__PROBLEM TO WORK ON__
The lines you need are those holding the word "heading"; pull them from the material.

:::

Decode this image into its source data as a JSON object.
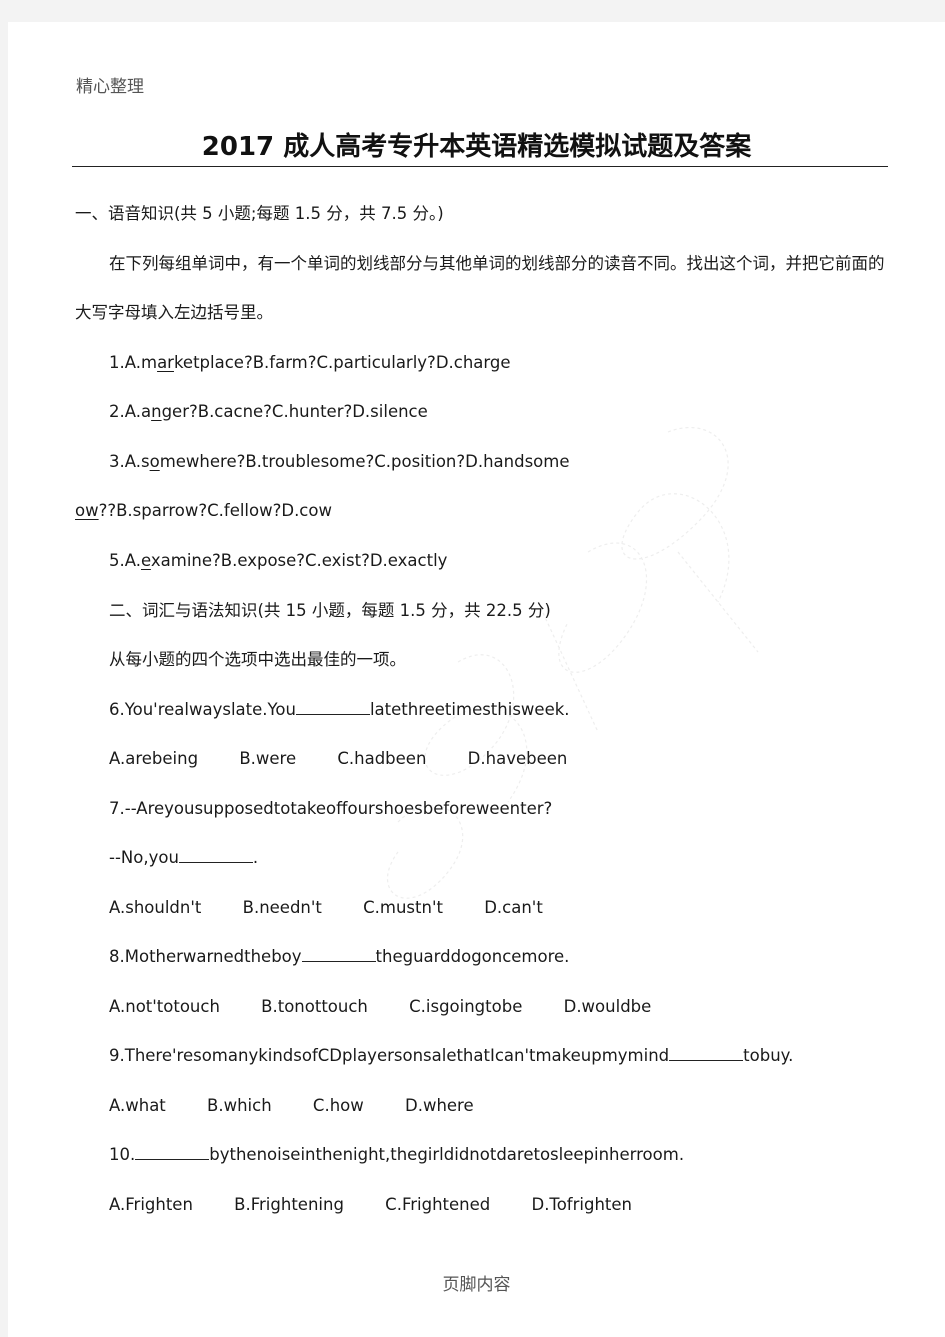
{
  "header": {
    "text": "精心整理"
  },
  "title": "2017 成人高考专升本英语精选模拟试题及答案",
  "section1": {
    "heading": "一、语音知识(共 5 小题;每题 1.5 分，共 7.5 分。)",
    "instruction_line1": "在下列每组单词中，有一个单词的划线部分与其他单词的划线部分的读音不同。找出这个词，并把它前面的",
    "instruction_line2": "大写字母填入左边括号里。",
    "items": [
      {
        "pre": "1.A.m",
        "u": "ar",
        "post": "ketplace?B.farm?C.particularly?D.charge"
      },
      {
        "pre": "2.A.a",
        "u": "n",
        "post": "ger?B.cacne?C.hunter?D.silence"
      },
      {
        "pre": "3.A.s",
        "u": "o",
        "post": "mewhere?B.troublesome?C.position?D.handsome"
      },
      {
        "pre": "",
        "u": "ow",
        "post": "??B.sparrow?C.fellow?D.cow"
      },
      {
        "pre": "5.A.",
        "u": "e",
        "post": "xamine?B.expose?C.exist?D.exactly"
      }
    ]
  },
  "section2": {
    "heading": "二、词汇与语法知识(共 15 小题，每题 1.5 分，共 22.5 分)",
    "instruction": "从每小题的四个选项中选出最佳的一项。",
    "questions": [
      {
        "stem_pre": "6.You'realwayslate.You",
        "stem_post": "latethreetimesthisweek.",
        "options": [
          "A.arebeing",
          "B.were",
          "C.hadbeen",
          "D.havebeen"
        ]
      },
      {
        "stem_line1": "7.--Areyousupposedtotakeoffourshoesbeforeweenter?",
        "stem_pre": "--No,you",
        "stem_post": ".",
        "options": [
          "A.shouldn't",
          "B.needn't",
          "C.mustn't",
          "D.can't"
        ]
      },
      {
        "stem_pre": "8.Motherwarnedtheboy",
        "stem_post": "theguarddogoncemore.",
        "options": [
          "A.not'totouch",
          "B.tonottouch",
          "C.isgoingtobe",
          "D.wouldbe"
        ]
      },
      {
        "stem_pre": "9.There'resomanykindsofCDplayersonsalethatIcan'tmakeupmymind",
        "stem_post": "tobuy.",
        "options": [
          "A.what",
          "B.which",
          "C.how",
          "D.where"
        ]
      },
      {
        "stem_pre": "10.",
        "stem_post": "bythenoiseinthenight,thegirldidnotdaretosleepinherroom.",
        "options": [
          "A.Frighten",
          "B.Frightening",
          "C.Frightened",
          "D.Tofrighten"
        ]
      }
    ]
  },
  "footer": {
    "text": "页脚内容"
  }
}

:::

__SOLUTION__
    "heading": "一、语音知识(共 5 小题;每题 1.5 分，共 7.5 分。)",
    "heading": "二、词汇与语法知识(共 15 小题，每题 1.5 分，共 22.5 分)",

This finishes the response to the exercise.